Assad congratulated the forces during the visit broadcast on state-run television.
"We are proud of you," said Assad, who wore a suit with no tie, flashed smiles and stopped for chats with soldiers, who cheered and pumped fists in the air in formerly rebel-held eastern Ghouta.
The Britain-based Syrian Observatory for Human Rights said the Syrian government is now in control of over 80 percent of the area near Damascus where a government offensive has killed hundreds and forced tens of thousands from their homes.
Recapturing eastern Ghouta, which has been under rebel control since 2012, would mark one of Assad's biggest victory in the country's civil war. It would also be the worst setback for rebels since the opposition was ousted from eastern Aleppo in late 2016 after a similar siege and bombing campaign.
Assad also told soldier that the residents of the capital, who have come under repeated fire and shelling from the rebel-held areas, appreciate the military's advances.
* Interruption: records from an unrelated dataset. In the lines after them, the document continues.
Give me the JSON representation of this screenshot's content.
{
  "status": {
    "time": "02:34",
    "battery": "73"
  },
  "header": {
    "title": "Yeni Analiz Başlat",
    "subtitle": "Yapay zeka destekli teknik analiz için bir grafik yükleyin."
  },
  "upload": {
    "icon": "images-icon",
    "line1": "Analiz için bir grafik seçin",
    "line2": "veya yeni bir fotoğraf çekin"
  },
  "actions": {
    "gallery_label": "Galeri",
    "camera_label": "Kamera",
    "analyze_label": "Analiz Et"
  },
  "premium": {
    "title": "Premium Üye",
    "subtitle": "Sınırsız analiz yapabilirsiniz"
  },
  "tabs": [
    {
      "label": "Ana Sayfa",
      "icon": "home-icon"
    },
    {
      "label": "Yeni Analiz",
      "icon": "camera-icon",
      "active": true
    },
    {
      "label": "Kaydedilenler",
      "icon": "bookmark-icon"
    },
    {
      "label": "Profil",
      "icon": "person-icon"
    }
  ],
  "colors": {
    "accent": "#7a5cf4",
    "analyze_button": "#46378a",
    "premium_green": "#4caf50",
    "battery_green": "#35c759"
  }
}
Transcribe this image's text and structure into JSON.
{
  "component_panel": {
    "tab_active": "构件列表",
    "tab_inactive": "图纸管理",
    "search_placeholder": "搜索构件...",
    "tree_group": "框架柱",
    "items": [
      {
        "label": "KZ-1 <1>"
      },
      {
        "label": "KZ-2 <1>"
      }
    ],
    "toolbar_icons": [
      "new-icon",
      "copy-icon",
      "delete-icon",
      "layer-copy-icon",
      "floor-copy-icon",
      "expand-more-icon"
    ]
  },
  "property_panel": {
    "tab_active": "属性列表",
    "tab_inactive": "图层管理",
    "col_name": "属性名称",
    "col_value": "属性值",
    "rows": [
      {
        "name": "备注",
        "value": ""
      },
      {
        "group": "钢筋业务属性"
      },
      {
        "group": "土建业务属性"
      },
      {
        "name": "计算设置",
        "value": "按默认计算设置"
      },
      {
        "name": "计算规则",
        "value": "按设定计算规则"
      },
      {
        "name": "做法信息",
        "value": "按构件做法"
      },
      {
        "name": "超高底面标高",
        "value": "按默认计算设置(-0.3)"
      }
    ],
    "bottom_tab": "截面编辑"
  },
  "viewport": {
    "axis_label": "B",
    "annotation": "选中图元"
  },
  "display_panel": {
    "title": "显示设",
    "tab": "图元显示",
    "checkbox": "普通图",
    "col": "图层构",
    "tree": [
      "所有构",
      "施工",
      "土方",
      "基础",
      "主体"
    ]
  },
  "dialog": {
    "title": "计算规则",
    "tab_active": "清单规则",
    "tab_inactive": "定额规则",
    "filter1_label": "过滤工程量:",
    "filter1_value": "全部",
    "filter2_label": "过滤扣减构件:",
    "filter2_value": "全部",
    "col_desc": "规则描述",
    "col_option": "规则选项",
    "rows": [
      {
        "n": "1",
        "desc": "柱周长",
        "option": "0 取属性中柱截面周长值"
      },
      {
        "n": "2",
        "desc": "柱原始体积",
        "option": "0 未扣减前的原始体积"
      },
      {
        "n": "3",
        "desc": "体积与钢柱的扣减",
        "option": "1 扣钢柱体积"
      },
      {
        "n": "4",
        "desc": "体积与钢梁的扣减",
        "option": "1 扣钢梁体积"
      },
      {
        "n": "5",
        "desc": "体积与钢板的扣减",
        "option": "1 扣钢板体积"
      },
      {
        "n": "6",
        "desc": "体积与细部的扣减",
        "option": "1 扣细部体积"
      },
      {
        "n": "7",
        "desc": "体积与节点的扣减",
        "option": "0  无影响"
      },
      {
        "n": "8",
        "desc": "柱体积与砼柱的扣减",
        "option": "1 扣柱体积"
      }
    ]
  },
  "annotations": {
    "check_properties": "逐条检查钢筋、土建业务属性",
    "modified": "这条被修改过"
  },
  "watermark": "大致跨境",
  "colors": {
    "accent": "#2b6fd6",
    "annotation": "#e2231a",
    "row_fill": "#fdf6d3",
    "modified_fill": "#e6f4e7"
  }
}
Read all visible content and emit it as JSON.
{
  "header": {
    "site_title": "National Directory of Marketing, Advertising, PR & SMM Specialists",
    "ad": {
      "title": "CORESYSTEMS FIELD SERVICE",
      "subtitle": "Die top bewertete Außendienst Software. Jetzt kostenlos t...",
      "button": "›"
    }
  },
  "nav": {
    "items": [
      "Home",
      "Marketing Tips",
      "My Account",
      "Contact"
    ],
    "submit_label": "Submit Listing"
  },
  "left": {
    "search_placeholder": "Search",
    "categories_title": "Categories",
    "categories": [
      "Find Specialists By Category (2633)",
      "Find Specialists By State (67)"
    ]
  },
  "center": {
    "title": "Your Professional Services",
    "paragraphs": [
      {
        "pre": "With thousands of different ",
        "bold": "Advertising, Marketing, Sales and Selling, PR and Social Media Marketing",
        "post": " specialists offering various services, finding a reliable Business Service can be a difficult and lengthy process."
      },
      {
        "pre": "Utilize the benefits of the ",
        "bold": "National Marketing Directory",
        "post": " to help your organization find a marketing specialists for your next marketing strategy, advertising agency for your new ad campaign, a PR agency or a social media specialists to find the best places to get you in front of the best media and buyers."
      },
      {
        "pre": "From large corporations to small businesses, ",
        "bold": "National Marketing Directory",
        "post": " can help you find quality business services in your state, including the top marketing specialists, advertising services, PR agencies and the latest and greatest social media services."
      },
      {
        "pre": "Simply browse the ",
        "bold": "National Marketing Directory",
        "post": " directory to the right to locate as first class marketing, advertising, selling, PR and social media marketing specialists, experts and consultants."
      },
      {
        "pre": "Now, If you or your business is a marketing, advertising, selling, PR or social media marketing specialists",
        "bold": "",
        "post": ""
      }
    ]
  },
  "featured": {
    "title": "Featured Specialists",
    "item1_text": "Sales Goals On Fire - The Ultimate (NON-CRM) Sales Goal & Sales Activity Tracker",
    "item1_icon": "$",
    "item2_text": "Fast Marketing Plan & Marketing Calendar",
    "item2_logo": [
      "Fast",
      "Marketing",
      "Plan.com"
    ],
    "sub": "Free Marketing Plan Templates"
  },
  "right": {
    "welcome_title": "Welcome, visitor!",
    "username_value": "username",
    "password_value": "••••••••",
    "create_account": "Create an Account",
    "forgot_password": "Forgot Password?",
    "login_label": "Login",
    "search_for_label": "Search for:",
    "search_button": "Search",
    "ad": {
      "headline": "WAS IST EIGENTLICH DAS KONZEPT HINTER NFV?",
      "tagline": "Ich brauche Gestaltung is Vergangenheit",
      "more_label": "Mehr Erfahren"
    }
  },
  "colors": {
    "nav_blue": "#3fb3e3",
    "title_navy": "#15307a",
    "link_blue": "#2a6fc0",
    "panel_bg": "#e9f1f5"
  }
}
Assad told the soldiers that they are not only fighting for the region but also to rid the world of terrorism.
"With every bullet you fire at a terrorist, you change the balance in the world," Assad said. Syria's government views all its opposition as terrorists.
It was not clear where in eastern Ghouta Assad was.
The visit comes on the week the war enters its eighth year, a war that has devastated large parts of Syria, and displaced nearly half of the population. What started as peaceful protests against his family's long rule turned into a civil war after a heavy crackdown.
The government fought the opposition for years, using its air force and artillery and solicited help from its Russian and Iranian allies, who threw their weight behind Assad.
The United Nations told Reuters on Sunday they estimate around 25,000 people have left eastern Ghouta in the past week. Civilians have been making their way out towards army positions on foot, hauling their belongings with them. They are then transferred to one of three reception centers.
The Observatory said about 50,000 had left the southern pocket in the past 72 hours and thousands left on Sunday. Russian news agencies said more than 73,000 people have left eastern Ghouta so far, 25,000 of which left on Sunday.
The Observatory also reported that Sunday saw new intense shelling on Douma, the largest town in eastern Ghouta, after days of relative calm.
Meanwhile, figures close to rebels said talks were underway with the aim of them leaving to other opposition areas or giving up arms, though rebels have publicly ruled out the kind of negotiated withdrawal that helped Assad recover Aleppo, Homs and other areas.